LAS CRUCES – A winter storm system is expected to move into the Las Cruces area Wednesday bringing chances for rain and snow to southern New Mexico.
According to the National Weather Service El Paso, the system will approach from the west with scattered rain showers possible Wednesday afternoon. There is also a slight chance of rain Wednesday evening. Temperature highs Wednesday are expected to be in the 50s to near 60 degrees.
Meteorologist Joe DeLizio said only about a quarter of an inch of rain is expected for the area.
He explained that temperatures will begin to change in the overnight hours Wednesday. Scattered rain showers will continue to be possible, but cold air coming from the east will turn the precipitation into snow in some areas.
“There’ll be a few lingering snow showers basically throughout the rest of the day on Thursday. Right now, we (predict) about an inch or two potentially in the Las Cruces area,” DeLizio said.
He mentioned that a similar winter storm swept through the area about a year ago.
One point of concern is the drop in temperatures expected to reach below freezing beginning Wednesday evening. Temperature highs Thursday and Friday will “struggle” to reach 32 degrees while overnight temperatures will be in the teens, he said. Saturday is anticipated to warm slightly into the mid-40s, but this will still be below the normal temperatures for the weekend — which DeLizio said would be around 60 degrees.
Winds are forecast to remain in the range of 15 to 25 miles per hour the rest of the week.
Take precautions when driving this week as roads may be icy.
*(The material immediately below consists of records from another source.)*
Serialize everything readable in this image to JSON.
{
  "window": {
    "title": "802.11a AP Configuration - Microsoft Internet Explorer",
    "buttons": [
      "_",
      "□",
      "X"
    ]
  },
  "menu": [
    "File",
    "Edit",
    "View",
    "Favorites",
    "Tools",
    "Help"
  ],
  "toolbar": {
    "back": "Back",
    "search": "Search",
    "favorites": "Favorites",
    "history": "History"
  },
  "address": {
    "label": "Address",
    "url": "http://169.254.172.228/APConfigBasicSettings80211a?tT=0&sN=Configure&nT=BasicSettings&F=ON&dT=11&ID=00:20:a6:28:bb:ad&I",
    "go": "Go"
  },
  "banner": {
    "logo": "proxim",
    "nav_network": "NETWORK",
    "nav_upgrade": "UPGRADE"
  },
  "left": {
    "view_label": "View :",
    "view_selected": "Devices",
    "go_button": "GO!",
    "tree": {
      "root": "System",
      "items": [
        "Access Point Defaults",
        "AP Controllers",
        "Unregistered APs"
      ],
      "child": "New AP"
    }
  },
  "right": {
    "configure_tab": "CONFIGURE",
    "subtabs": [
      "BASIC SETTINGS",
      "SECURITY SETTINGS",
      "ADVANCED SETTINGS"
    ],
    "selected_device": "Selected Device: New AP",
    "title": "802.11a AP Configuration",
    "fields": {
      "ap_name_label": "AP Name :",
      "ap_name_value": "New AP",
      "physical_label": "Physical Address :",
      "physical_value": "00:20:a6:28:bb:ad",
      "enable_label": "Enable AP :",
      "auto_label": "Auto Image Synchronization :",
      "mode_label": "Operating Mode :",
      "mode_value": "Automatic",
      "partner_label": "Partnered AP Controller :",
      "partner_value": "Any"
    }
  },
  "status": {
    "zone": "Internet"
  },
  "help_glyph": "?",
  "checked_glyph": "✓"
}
Below freezing temperatures may also impact pipes in residences and businesses.
Farther north in the Sacramento Mountain area, snow is expected to accumulate about six to 10 inches — possibly even a foot. Snow chances will continue through Wednesday and Thursday with overnight lows near zero degrees. A winter weather watch is in effect for the area from Wednesday afternoon through late Thursday morning.
The New Mexico Department of Transportation announced Tuesday morning that personnel and equipment are prepared to support emergency efforts as the winter storm moves into southern New Mexico. They offered the following tips for driving during winter weather conditions:
Reduce your speed
Practice good winter driving techniques
Keep your gas tank full, turn on your headlights, keep your windshield washer fluid full with antifreeze, keep winter driving chains in your vehicle, have a winter survival kit that includes a flashlight, hand warmer packets, first aid supplies, high energy snacks, bottled water, medications and read your owner’s manual for special instructions on driving 4-wheel drive vehicles and vehicles with ABS on snow and ice.
Avoid driving in a snow cloud
Large vehicles, such as semi-trailer trucks and snowplows, may produce dense clouds of blowing snow that make it difficult for drivers to see. When drivers encounter snow clouds, they should stay back to avoid the cloud.
Plan ahead and be patient
Check before you pass
Pay attention to weather forecasts – trust them
Don’t use cruise control
Know your current road conditions
Wear your seatbelt
Northern and central New Mexico are expecting more severe winter weather as the storm moves into the state. NWS Albuquerque issued a winter storm warning affecting some areas from Tuesday afternoon through midday Thursday.
“New Mexicans, especially those in northern parts of the state, should be prepared for heavy snowfall, cold temperatures, and potentially dangerous driving conditions,” said Kelly Hamilton, deputy secretary of the state’s Department of Homeland Security and Emergency Management.
The department encourages residents impacted by power outages or other challenges caused by winter weather to contact local emergency managers. Assistance may also be available from the American Red Cross, which can be contacted by calling 800-842-7349.
The organizations also shared cold weather safety tips:
When you are outside, frostbite and hypothermia are possible.
Wear layers of loose-fitting, lightweight, warm clothing.
Wear a hat. Try to stay dry and out of the wind.
Cover your mouth to protect your lungs from extreme cold.
To keep pipes from freezing: Let hot and cold water trickle or drip at night from a faucet.
If pipes freeze:
Carbon monoxide poisoning is a silent, deadly killer — claiming about 1,000 lives each year in the United States.
Install a carbon monoxide detector.
NEVER run generators indoors.
Open a window slightly when using a kerosene heater and follow the manufacturer’s instructions.
NEVER use a gas oven to heat your home.
Wood-burning stoves, fireplaces and heaters
Always keep a screen around an open flame.
NEVER use gasoline to start your fireplace.
NEVER burn charcoal indoors.
Animal and pet safety:
Bring pets inside.
Keep salt away from paws
Avoid driving during storms. If necessary:
Check your battery, fluids, and tires
Have jumper cables
Pack a blanket, a flashlight, and emergency food and water
Make sure your phone is charged before leaving
This article originally appeared on Las Cruces Sun-News: Snow showers, freezing temps expected in southern New Mexico